§ **To do**
Show every line in the records below that contains the word "this".

§ **Supplied records**
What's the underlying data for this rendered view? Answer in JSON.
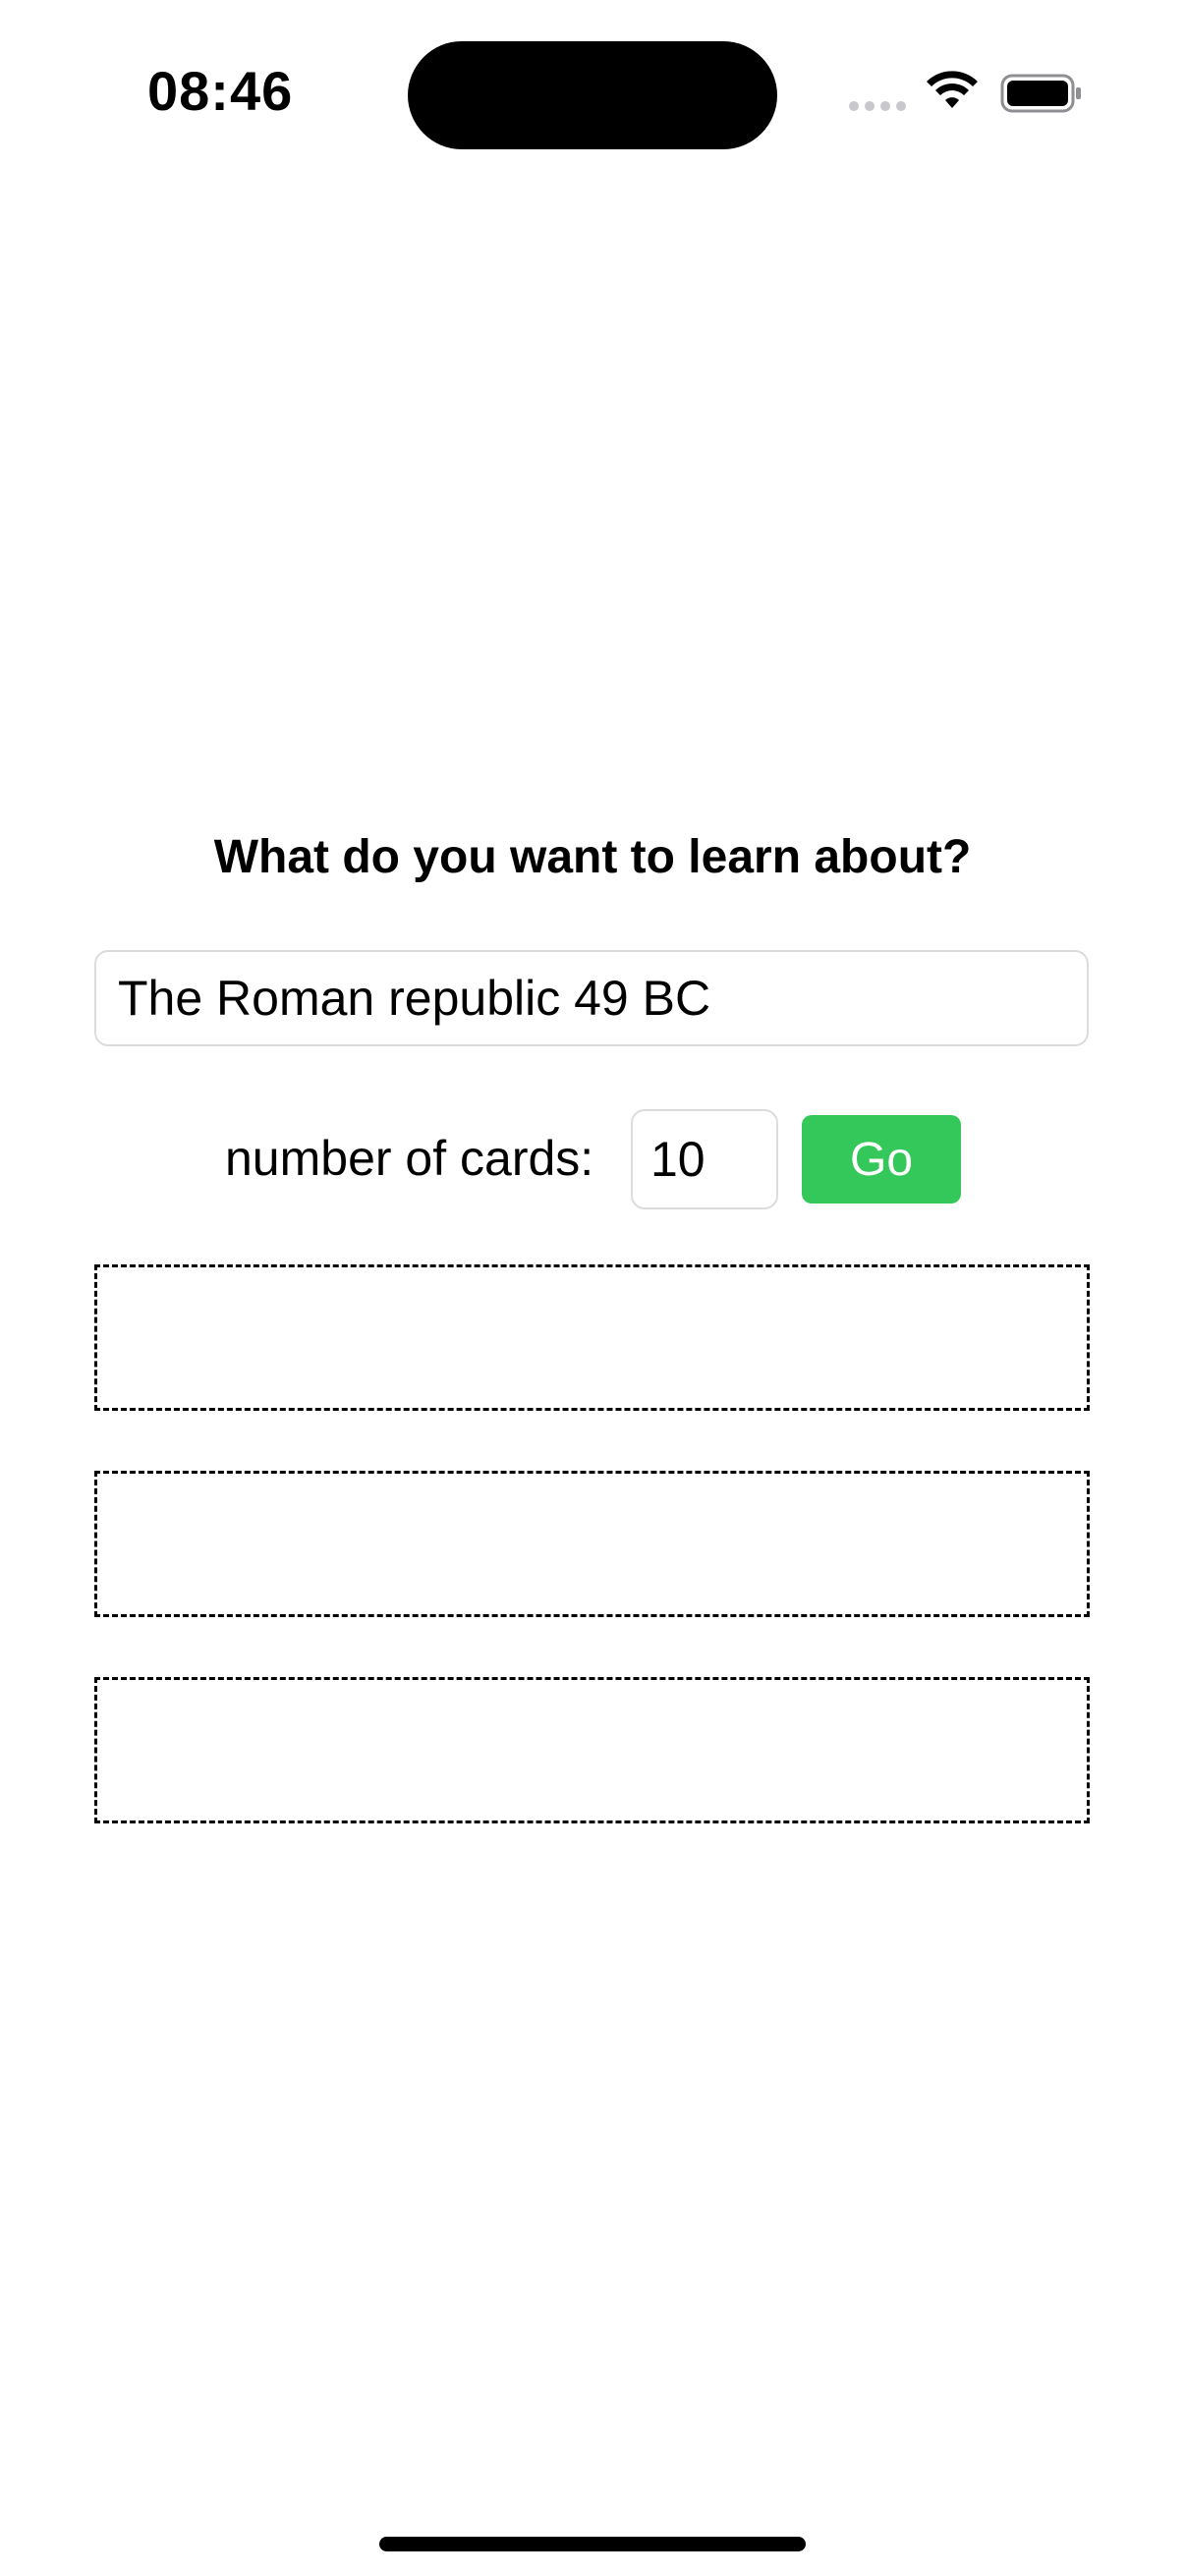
{
  "status_bar": {
    "time": "08:46",
    "icons": [
      "signal-dots-icon",
      "wifi-icon",
      "battery-icon"
    ]
  },
  "prompt": {
    "title": "What do you want to learn about?",
    "topic_value": "The Roman republic 49 BC"
  },
  "cards_control": {
    "label": "number of cards:",
    "count_value": "10",
    "go_label": "Go",
    "go_color": "#34c759"
  },
  "card_placeholders": [
    {
      "content": ""
    },
    {
      "content": ""
    },
    {
      "content": ""
    }
  ]
}
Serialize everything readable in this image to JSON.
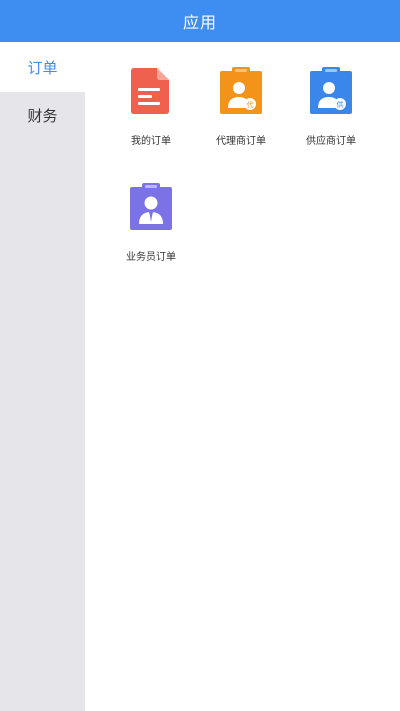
{
  "header": {
    "title": "应用"
  },
  "sidebar": {
    "items": [
      {
        "label": "订单",
        "active": true
      },
      {
        "label": "财务",
        "active": false
      }
    ]
  },
  "apps": [
    {
      "label": "我的订单",
      "icon": "document-icon",
      "color": "#f0604e"
    },
    {
      "label": "代理商订单",
      "icon": "agent-clipboard-icon",
      "color": "#f39319"
    },
    {
      "label": "供应商订单",
      "icon": "supplier-clipboard-icon",
      "color": "#3a86ea"
    },
    {
      "label": "业务员订单",
      "icon": "salesman-clipboard-icon",
      "color": "#7b72e6"
    }
  ],
  "colors": {
    "accent": "#3d8ef0",
    "sidebar_bg": "#e6e6ea"
  }
}
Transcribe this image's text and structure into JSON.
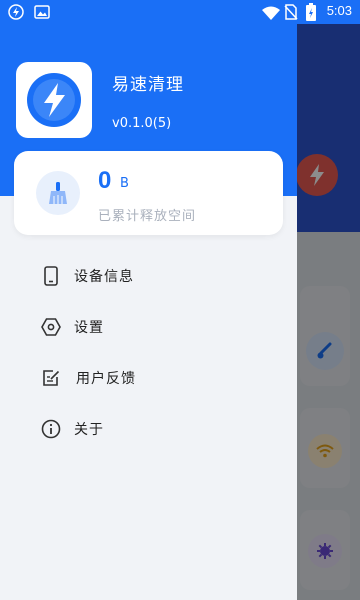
{
  "status_bar": {
    "time": "5:03",
    "icons": [
      "app-notification-icon",
      "image-icon",
      "wifi-icon",
      "no-sim-icon",
      "battery-icon"
    ]
  },
  "drawer": {
    "app_name": "易速清理",
    "version": "v0.1.0(5)",
    "stats": {
      "value": "0",
      "unit": "B",
      "caption": "已累计释放空间"
    },
    "menu": [
      {
        "label": "设备信息",
        "icon": "phone-icon"
      },
      {
        "label": "设置",
        "icon": "settings-icon"
      },
      {
        "label": "用户反馈",
        "icon": "feedback-icon"
      },
      {
        "label": "关于",
        "icon": "info-icon"
      }
    ]
  },
  "colors": {
    "primary": "#1a6ff6",
    "drawer_bg": "#f1f3f7",
    "caption": "#aab1bd",
    "text": "#222222"
  }
}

§ **Output of the task**
What's the underlying data for this rendered view? Answer in JSON.
Serialize everything readable in this image to JSON.
Transcribe this image's text and structure into JSON.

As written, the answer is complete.